*** ENTRIES PROVIDED

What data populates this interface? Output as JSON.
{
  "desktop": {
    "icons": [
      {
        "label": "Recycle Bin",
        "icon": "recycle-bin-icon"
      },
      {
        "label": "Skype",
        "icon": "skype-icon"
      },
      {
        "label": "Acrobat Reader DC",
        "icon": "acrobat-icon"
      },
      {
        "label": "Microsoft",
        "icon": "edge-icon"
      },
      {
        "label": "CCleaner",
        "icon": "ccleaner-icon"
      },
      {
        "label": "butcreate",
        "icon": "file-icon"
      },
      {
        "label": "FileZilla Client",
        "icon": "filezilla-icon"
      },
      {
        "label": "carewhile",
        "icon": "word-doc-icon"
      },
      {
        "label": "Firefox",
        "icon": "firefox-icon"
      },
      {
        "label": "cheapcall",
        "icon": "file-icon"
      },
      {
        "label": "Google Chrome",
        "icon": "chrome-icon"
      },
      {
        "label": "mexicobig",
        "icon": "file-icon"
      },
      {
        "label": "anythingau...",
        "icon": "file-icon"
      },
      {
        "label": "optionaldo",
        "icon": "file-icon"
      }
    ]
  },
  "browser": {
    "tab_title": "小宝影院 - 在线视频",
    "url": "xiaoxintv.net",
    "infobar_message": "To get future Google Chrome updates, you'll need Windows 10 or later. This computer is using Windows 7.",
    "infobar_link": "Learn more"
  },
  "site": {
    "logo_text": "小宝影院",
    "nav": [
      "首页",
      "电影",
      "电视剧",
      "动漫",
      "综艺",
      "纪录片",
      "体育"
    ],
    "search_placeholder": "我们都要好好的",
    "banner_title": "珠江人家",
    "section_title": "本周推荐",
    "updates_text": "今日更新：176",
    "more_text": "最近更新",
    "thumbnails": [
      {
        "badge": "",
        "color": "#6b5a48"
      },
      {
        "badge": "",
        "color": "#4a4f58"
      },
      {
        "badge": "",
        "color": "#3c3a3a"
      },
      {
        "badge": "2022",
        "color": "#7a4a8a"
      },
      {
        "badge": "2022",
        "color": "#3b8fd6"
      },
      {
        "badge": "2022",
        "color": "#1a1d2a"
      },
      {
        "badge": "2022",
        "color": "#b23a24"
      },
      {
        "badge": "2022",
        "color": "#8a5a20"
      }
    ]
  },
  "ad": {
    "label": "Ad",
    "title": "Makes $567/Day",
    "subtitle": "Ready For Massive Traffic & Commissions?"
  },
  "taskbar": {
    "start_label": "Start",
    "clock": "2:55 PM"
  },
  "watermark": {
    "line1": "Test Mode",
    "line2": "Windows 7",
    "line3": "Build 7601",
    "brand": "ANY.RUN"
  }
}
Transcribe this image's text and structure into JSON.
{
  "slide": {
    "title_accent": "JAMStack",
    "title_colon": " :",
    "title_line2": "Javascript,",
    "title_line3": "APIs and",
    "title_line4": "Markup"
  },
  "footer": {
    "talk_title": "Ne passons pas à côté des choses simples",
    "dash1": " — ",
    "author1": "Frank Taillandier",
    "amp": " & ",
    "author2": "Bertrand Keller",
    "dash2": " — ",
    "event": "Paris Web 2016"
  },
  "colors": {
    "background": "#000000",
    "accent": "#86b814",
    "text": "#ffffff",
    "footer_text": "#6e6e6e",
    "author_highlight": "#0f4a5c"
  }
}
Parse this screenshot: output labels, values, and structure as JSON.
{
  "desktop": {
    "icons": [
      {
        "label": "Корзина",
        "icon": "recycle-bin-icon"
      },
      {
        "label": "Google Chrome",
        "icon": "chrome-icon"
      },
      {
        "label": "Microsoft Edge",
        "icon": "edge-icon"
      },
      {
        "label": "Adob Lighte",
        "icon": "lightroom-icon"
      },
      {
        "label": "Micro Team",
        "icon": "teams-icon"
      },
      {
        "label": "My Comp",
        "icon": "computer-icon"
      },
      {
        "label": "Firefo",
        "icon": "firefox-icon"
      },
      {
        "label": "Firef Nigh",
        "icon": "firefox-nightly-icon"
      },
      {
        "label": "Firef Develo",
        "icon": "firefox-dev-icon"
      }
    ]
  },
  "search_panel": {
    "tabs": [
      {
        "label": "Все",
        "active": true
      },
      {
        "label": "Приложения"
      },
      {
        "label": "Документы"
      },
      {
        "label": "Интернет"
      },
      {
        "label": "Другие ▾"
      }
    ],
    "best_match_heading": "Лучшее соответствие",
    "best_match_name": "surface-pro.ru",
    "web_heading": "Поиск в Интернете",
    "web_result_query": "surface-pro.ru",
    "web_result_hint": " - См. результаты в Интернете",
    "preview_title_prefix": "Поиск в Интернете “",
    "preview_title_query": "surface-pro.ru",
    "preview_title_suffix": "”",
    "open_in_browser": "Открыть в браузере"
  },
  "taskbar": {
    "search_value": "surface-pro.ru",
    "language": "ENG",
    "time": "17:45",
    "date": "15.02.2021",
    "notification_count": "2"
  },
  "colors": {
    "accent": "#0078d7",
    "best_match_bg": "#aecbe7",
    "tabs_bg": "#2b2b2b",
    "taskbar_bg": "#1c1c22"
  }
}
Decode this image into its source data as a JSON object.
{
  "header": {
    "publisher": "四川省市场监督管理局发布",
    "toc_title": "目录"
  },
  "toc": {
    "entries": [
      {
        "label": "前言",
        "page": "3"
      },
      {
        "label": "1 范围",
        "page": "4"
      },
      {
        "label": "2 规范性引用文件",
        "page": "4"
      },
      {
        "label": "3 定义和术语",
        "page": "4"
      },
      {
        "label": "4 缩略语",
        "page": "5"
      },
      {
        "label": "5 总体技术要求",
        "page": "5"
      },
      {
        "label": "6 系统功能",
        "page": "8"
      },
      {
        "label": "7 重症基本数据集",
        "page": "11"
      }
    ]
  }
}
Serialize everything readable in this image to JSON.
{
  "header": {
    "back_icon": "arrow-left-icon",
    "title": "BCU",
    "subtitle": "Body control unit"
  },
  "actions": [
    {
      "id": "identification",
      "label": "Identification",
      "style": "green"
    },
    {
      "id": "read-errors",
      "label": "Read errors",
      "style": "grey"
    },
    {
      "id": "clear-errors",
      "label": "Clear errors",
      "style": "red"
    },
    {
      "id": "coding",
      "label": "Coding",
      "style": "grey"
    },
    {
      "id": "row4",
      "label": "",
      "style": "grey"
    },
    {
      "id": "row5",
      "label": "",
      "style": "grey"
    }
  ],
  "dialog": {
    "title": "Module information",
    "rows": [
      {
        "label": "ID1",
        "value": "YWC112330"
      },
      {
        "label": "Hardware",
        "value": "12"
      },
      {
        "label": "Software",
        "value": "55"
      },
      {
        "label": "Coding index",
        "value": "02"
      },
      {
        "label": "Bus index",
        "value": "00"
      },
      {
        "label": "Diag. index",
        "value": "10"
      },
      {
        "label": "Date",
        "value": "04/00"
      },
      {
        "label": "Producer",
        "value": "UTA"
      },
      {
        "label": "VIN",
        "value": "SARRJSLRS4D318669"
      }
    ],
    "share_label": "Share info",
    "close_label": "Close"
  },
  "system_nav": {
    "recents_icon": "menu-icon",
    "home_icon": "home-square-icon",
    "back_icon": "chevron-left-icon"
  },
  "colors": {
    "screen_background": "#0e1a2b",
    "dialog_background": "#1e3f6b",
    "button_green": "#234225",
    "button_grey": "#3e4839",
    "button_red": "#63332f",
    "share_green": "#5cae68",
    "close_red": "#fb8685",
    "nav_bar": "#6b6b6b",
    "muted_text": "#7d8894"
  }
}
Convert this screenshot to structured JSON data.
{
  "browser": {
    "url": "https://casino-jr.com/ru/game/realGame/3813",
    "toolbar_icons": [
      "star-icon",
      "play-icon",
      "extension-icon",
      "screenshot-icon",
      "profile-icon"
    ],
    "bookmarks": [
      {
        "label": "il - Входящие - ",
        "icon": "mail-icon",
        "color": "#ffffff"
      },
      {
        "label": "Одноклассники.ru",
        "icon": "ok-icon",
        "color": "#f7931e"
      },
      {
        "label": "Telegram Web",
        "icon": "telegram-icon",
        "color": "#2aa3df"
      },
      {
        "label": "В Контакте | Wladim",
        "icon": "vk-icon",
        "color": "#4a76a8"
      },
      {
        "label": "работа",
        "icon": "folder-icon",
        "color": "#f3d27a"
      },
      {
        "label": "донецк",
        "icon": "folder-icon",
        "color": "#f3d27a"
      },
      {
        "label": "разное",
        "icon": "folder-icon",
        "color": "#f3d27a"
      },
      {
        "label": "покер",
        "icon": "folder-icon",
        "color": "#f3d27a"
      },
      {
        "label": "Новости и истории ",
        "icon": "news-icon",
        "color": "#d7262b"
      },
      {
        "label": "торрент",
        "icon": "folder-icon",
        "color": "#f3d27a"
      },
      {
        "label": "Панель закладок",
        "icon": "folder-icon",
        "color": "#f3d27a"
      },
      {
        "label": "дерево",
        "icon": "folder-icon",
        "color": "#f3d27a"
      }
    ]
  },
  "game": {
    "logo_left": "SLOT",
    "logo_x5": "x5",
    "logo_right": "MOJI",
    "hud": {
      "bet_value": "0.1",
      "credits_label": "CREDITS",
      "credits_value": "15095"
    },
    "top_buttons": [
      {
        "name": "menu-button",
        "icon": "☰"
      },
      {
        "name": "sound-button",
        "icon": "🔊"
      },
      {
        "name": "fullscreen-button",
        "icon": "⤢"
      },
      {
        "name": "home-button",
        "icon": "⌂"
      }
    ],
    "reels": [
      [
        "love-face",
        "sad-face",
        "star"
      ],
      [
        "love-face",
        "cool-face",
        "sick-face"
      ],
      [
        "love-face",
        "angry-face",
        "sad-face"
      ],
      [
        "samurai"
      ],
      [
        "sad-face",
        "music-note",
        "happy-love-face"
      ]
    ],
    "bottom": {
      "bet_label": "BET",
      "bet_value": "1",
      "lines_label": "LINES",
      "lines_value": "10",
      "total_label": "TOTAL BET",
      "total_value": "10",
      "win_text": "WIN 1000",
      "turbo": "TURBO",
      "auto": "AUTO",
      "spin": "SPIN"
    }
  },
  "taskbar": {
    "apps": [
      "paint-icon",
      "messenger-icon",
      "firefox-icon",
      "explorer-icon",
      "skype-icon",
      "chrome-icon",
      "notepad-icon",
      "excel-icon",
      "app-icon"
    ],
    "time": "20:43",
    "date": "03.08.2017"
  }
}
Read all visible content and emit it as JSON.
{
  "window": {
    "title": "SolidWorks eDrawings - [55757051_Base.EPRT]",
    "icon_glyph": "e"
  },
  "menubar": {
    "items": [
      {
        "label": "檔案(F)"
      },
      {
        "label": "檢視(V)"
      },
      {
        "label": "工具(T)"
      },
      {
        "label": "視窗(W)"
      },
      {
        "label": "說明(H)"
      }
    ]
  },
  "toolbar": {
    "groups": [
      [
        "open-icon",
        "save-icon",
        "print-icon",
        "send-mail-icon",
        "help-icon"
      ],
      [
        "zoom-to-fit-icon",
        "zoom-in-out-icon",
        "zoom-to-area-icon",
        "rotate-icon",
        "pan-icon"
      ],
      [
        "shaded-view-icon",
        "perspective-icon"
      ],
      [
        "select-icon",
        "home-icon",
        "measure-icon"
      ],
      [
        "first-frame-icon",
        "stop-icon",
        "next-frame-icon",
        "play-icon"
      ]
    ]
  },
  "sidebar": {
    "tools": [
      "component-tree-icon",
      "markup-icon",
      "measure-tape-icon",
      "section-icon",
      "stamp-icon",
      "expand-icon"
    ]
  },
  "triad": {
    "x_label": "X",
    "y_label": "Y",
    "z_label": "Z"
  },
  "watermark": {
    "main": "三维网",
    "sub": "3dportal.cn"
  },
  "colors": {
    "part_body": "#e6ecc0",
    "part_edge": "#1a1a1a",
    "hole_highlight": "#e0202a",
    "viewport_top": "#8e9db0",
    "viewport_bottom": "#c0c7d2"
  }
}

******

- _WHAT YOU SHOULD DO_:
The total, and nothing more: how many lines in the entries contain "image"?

- _OUTPUT_:
3